7. Will anybody pay for this?
Pretty self-explanatory.

Naturally, all of this is just the tip of the iceberg, and I may have many more thoughts in the coming days. We have a very long way to go from here to actually building anything. But my hope is that by sustaining this experiment and allowing it to evolve, we create a feedback loop that will serve us in the long run and lead us toward a product that will actually achieve our stated goals.

Startup explorations #16 / The 7-day audience building challenge: How I’m making recommendations

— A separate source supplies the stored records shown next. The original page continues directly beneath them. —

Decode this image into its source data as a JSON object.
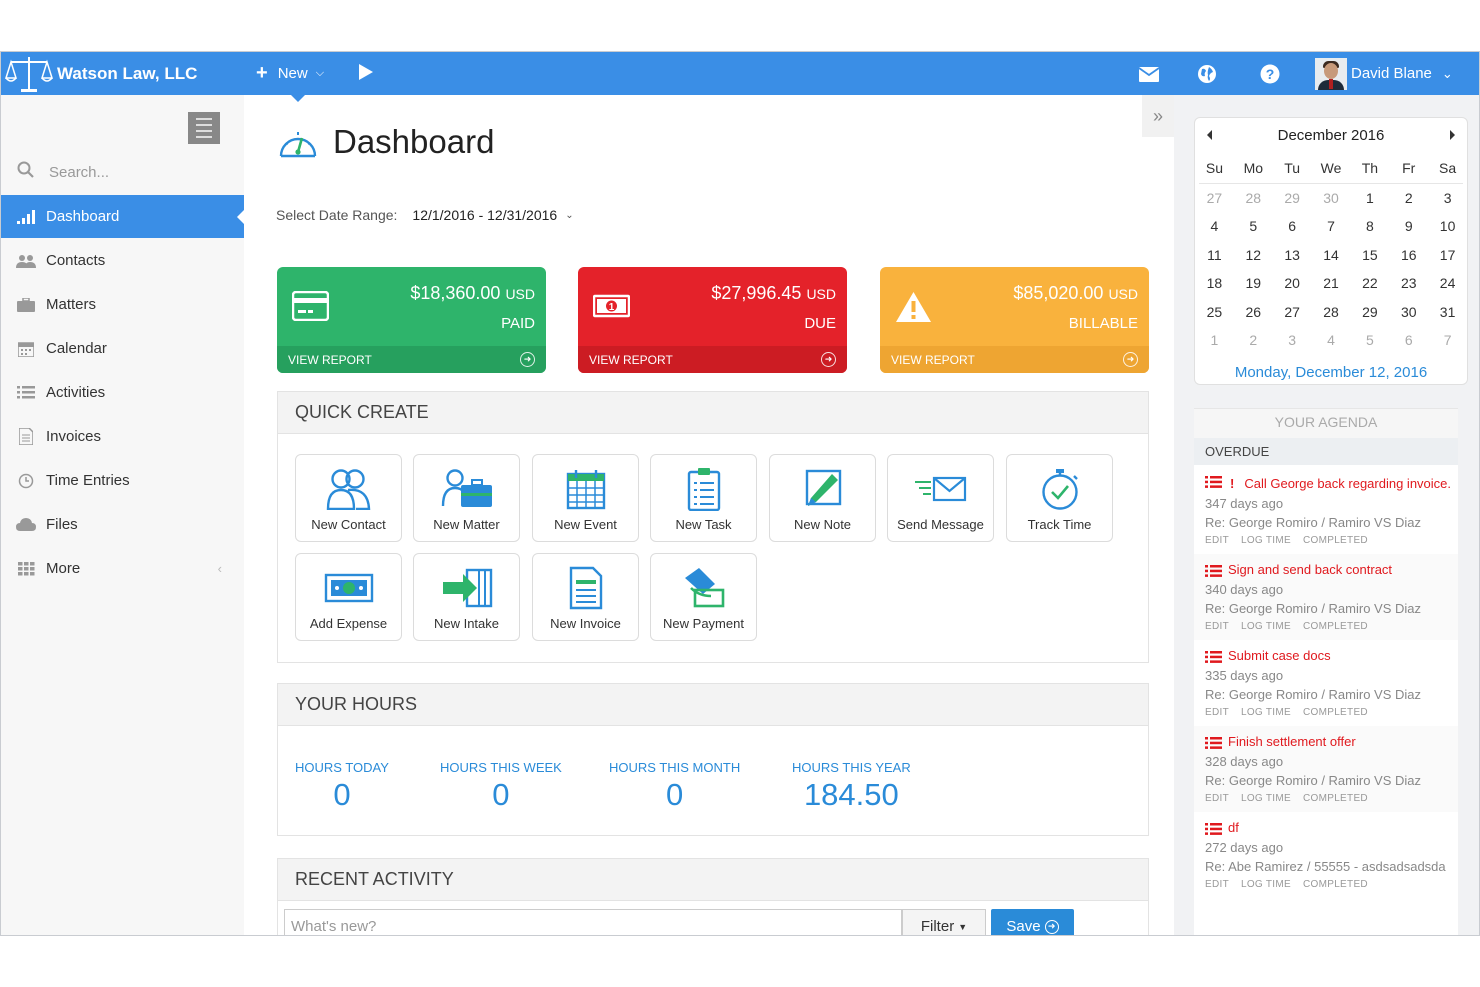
{
  "topbar": {
    "brand": "Watson Law, LLC",
    "new_label": "New",
    "user_name": "David Blane"
  },
  "sidebar": {
    "search_placeholder": "Search...",
    "items": [
      {
        "label": "Dashboard",
        "icon": "bar-chart-icon"
      },
      {
        "label": "Contacts",
        "icon": "users-icon"
      },
      {
        "label": "Matters",
        "icon": "briefcase-icon"
      },
      {
        "label": "Calendar",
        "icon": "calendar-icon"
      },
      {
        "label": "Activities",
        "icon": "list-icon"
      },
      {
        "label": "Invoices",
        "icon": "document-icon"
      },
      {
        "label": "Time Entries",
        "icon": "clock-icon"
      },
      {
        "label": "Files",
        "icon": "cloud-icon"
      },
      {
        "label": "More",
        "icon": "grid-icon"
      }
    ]
  },
  "main": {
    "title": "Dashboard",
    "date_range_label": "Select Date Range:",
    "date_range_value": "12/1/2016 - 12/31/2016",
    "cards": {
      "paid": {
        "amount": "$18,360.00",
        "currency": "USD",
        "label": "PAID",
        "link": "VIEW REPORT",
        "color": "#2eb46b"
      },
      "due": {
        "amount": "$27,996.45",
        "currency": "USD",
        "label": "DUE",
        "link": "VIEW REPORT",
        "color": "#e4222a"
      },
      "billable": {
        "amount": "$85,020.00",
        "currency": "USD",
        "label": "BILLABLE",
        "link": "VIEW REPORT",
        "color": "#f9b23d"
      }
    },
    "quick_create": {
      "title": "QUICK CREATE",
      "tiles": [
        {
          "label": "New Contact",
          "icon": "contacts-icon"
        },
        {
          "label": "New Matter",
          "icon": "matter-icon"
        },
        {
          "label": "New Event",
          "icon": "event-calendar-icon"
        },
        {
          "label": "New Task",
          "icon": "task-clipboard-icon"
        },
        {
          "label": "New Note",
          "icon": "note-pen-icon"
        },
        {
          "label": "Send Message",
          "icon": "envelope-icon"
        },
        {
          "label": "Track Time",
          "icon": "stopwatch-icon"
        },
        {
          "label": "Add Expense",
          "icon": "cash-icon"
        },
        {
          "label": "New Intake",
          "icon": "intake-arrow-icon"
        },
        {
          "label": "New Invoice",
          "icon": "invoice-icon"
        },
        {
          "label": "New Payment",
          "icon": "payment-icon"
        }
      ]
    },
    "hours": {
      "title": "YOUR HOURS",
      "items": [
        {
          "label": "HOURS TODAY",
          "value": "0"
        },
        {
          "label": "HOURS THIS WEEK",
          "value": "0"
        },
        {
          "label": "HOURS THIS MONTH",
          "value": "0"
        },
        {
          "label": "HOURS THIS YEAR",
          "value": "184.50"
        }
      ]
    },
    "recent_activity": {
      "title": "RECENT ACTIVITY",
      "placeholder": "What's new?",
      "filter_label": "Filter",
      "save_label": "Save"
    }
  },
  "calendar": {
    "month": "December 2016",
    "weekdays": [
      "Su",
      "Mo",
      "Tu",
      "We",
      "Th",
      "Fr",
      "Sa"
    ],
    "weeks": [
      [
        {
          "d": "27",
          "o": true
        },
        {
          "d": "28",
          "o": true
        },
        {
          "d": "29",
          "o": true
        },
        {
          "d": "30",
          "o": true
        },
        {
          "d": "1"
        },
        {
          "d": "2"
        },
        {
          "d": "3"
        }
      ],
      [
        {
          "d": "4"
        },
        {
          "d": "5"
        },
        {
          "d": "6"
        },
        {
          "d": "7"
        },
        {
          "d": "8"
        },
        {
          "d": "9"
        },
        {
          "d": "10"
        }
      ],
      [
        {
          "d": "11"
        },
        {
          "d": "12"
        },
        {
          "d": "13"
        },
        {
          "d": "14"
        },
        {
          "d": "15"
        },
        {
          "d": "16"
        },
        {
          "d": "17"
        }
      ],
      [
        {
          "d": "18"
        },
        {
          "d": "19"
        },
        {
          "d": "20"
        },
        {
          "d": "21"
        },
        {
          "d": "22"
        },
        {
          "d": "23"
        },
        {
          "d": "24"
        }
      ],
      [
        {
          "d": "25"
        },
        {
          "d": "26"
        },
        {
          "d": "27"
        },
        {
          "d": "28"
        },
        {
          "d": "29"
        },
        {
          "d": "30"
        },
        {
          "d": "31"
        }
      ],
      [
        {
          "d": "1",
          "o": true
        },
        {
          "d": "2",
          "o": true
        },
        {
          "d": "3",
          "o": true
        },
        {
          "d": "4",
          "o": true
        },
        {
          "d": "5",
          "o": true
        },
        {
          "d": "6",
          "o": true
        },
        {
          "d": "7",
          "o": true
        }
      ]
    ],
    "selected_label": "Monday, December 12, 2016"
  },
  "agenda": {
    "title": "YOUR AGENDA",
    "section": "OVERDUE",
    "actions": [
      "EDIT",
      "LOG TIME",
      "COMPLETED"
    ],
    "items": [
      {
        "title": "Call George back regarding invoice.",
        "urgent": true,
        "age": "347 days ago",
        "re": "Re: George Romiro / Ramiro VS Diaz"
      },
      {
        "title": "Sign and send back contract",
        "urgent": false,
        "age": "340 days ago",
        "re": "Re: George Romiro / Ramiro VS Diaz"
      },
      {
        "title": "Submit case docs",
        "urgent": false,
        "age": "335 days ago",
        "re": "Re: George Romiro / Ramiro VS Diaz"
      },
      {
        "title": "Finish settlement offer",
        "urgent": false,
        "age": "328 days ago",
        "re": "Re: George Romiro / Ramiro VS Diaz"
      },
      {
        "title": "df",
        "urgent": false,
        "age": "272 days ago",
        "re": "Re: Abe Ramirez / 55555 - asdsadsadsda"
      }
    ]
  }
}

In my last post I wrote about testing this ever-evolving idea I’ve been writing about here by actually running a few people through a weeklong Twitter challenge. I’m running all of it in a Slack workspace, which is all running smoothly so far with four participants of various stripes. Naturally, promising actual “audience-building” is a tall order, so we focus instead on things we can actually control: I like to think of it as helping people build a habit of regular community engagement. It is meant for creator types who need an audience but would rather not have to think about it.

The heart of the project, if it turns out to be viable, is a personalized recommendation system that gives you a daily goal or challenge, along with recommending other users and conversations that a user might be into. I’m doing this manually right now by looking at each profile in advance and trying to get a sense of what each one is about as quickly as I can. I look at who they’ve recently followed, what they’ve recently responded to, etc., and adjust my recommendations accordingly. For example, if you already tweet regularly but don’t reply much, I’ll handpick a few ongoing conversations and make you respond to one or another. Otherwise I stick to a default plan.

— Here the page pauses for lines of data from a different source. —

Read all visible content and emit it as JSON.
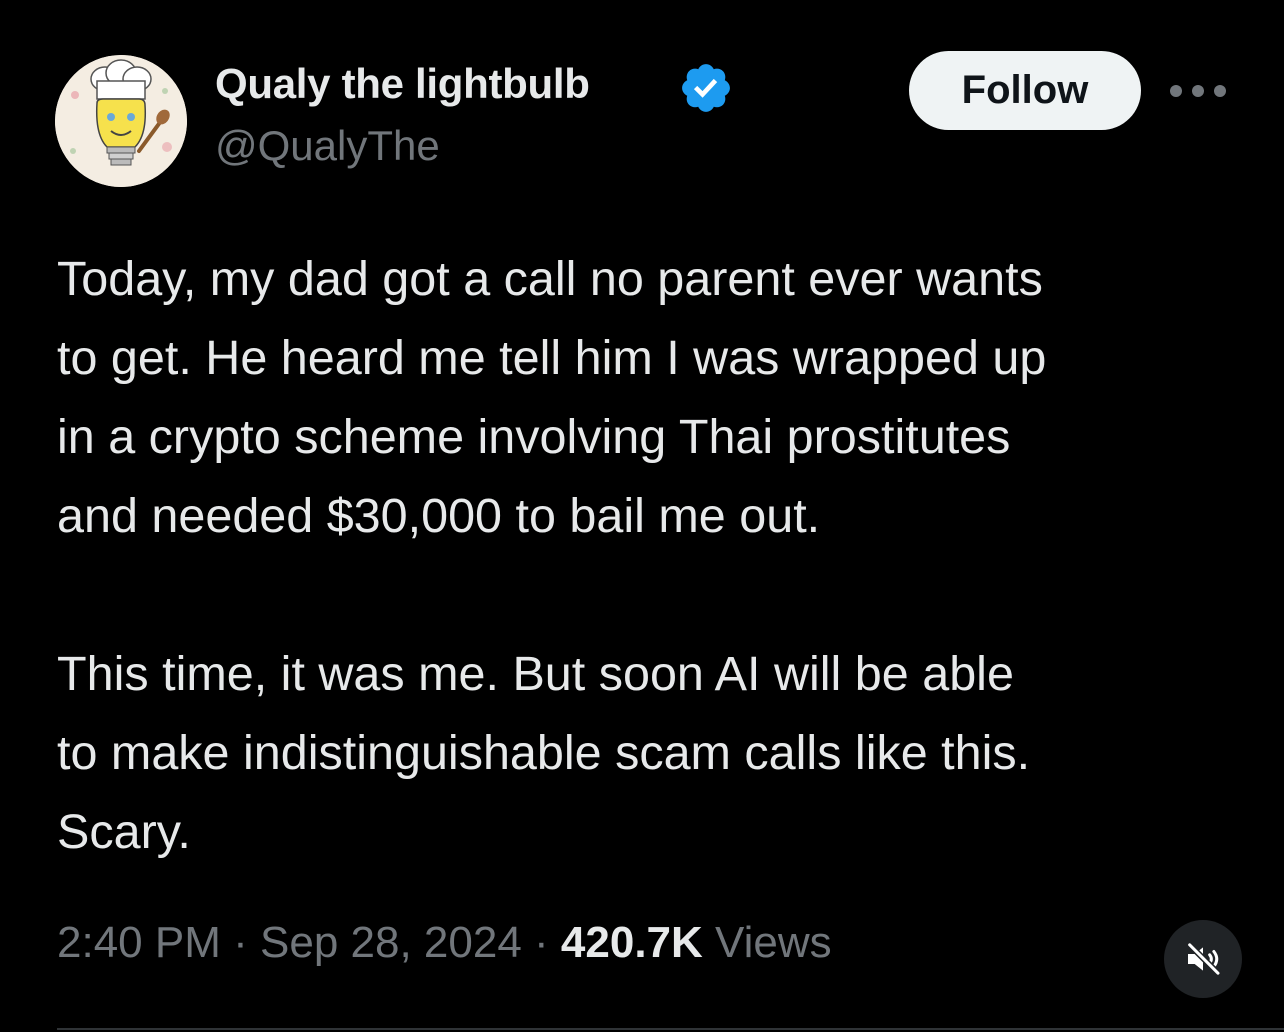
{
  "author": {
    "display_name": "Qualy the lightbulb",
    "handle": "@QualyThe",
    "verified": true,
    "avatar_icon": "chef-lightbulb-avatar"
  },
  "actions": {
    "follow_label": "Follow",
    "more_icon": "more-horizontal-icon"
  },
  "tweet": {
    "paragraphs": [
      [
        "Today, my dad got a call no parent ever wants",
        "to get. He heard me tell him I was wrapped up",
        "in a crypto scheme involving Thai prostitutes",
        "and needed $30,000 to bail me out."
      ],
      [
        "This time, it was me. But soon AI will be able",
        "to make indistinguishable scam calls like this.",
        "Scary."
      ]
    ]
  },
  "meta": {
    "time": "2:40 PM",
    "separator": "·",
    "date": "Sep 28, 2024",
    "views_count": "420.7K",
    "views_label": "Views"
  },
  "media_controls": {
    "mute_icon": "speaker-muted-icon"
  },
  "colors": {
    "background": "#000000",
    "primary_text": "#e7e9ea",
    "secondary_text": "#71767b",
    "verified_blue": "#1d9bf0",
    "follow_button_bg": "#eff3f4"
  }
}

I’m trying to recommend profiles that have been active recently, are engaging with other users, and especially those who ask questions in public or invite feedback. I’m also trying to get a good mix of profiles that have roughly a similar follower count, and some larger accounts as well who engage with smaller accounts (this is not all that common). To make things more interesting, I also include a little randomness. Obviously, as a human, I can’t do all of the above very efficiently, but there might be something in a system that can respond to what you’re doing and make very good suggestions.

Startup explorations #15 / The 7-day audience building challenge

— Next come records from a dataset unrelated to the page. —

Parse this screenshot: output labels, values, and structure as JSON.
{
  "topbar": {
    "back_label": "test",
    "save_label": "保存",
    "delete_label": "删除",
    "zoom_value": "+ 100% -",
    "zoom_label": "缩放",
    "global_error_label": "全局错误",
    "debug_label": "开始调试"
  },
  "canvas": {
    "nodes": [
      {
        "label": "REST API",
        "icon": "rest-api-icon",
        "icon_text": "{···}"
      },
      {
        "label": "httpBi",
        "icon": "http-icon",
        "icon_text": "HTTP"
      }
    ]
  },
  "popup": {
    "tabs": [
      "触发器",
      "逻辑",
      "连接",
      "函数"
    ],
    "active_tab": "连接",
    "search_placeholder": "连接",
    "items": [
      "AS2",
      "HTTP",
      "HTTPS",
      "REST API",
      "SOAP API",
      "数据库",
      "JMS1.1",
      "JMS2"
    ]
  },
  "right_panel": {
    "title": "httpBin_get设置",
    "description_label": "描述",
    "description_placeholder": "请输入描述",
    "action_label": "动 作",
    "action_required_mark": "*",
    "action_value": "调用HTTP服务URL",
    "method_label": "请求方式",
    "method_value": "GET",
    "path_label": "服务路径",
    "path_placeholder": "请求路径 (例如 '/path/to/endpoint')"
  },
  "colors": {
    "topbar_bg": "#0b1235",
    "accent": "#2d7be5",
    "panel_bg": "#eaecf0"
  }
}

This week we’re shaking things up a bit by actually implementing the project idea on a small, small scale as a way to validate it. Obviously nothing at all has been built yet—so I’ll be doing everything manually. I will personally walk a handful of real, live users through meeting daily Twitter goals over seven days. The goal is to help these users get a habit started of regularly engaging with people on Twitter, in the hope of growing their own personal communities.

Specifically, here’s what I’ll do for each user:

  1. Give them a daily goal to meet.
  2. Recommend people for them to follow.
  3. Recommend conversations for them to engage in.
  4. Give ideas about what to post.
  5. Send a reminder when they forget or miss a goal.
  6. Track their progress daily.

In addition to the above, I’ll be analyzing their profiles as carefully as I can to guide my recommendations. The main challenge here for me will be keeping track of everything (and in different time zones), and meticulously crafting a decent user experience, but I think by the end of seven days we’ll get a good idea about the validity of the project and how to move forward.

I’ve created a very simple form to collect basic user info, with a link to a Slack workspace from which I’ll be running everything. I’ve no idea what to expect, but this is an exciting next step in the project where I get to actually test the ideas I’ve been brewing and see how they fare against reality. Once again I refer to Derek Sivers for inspiration: you can get started right now by just helping one or a handful of people.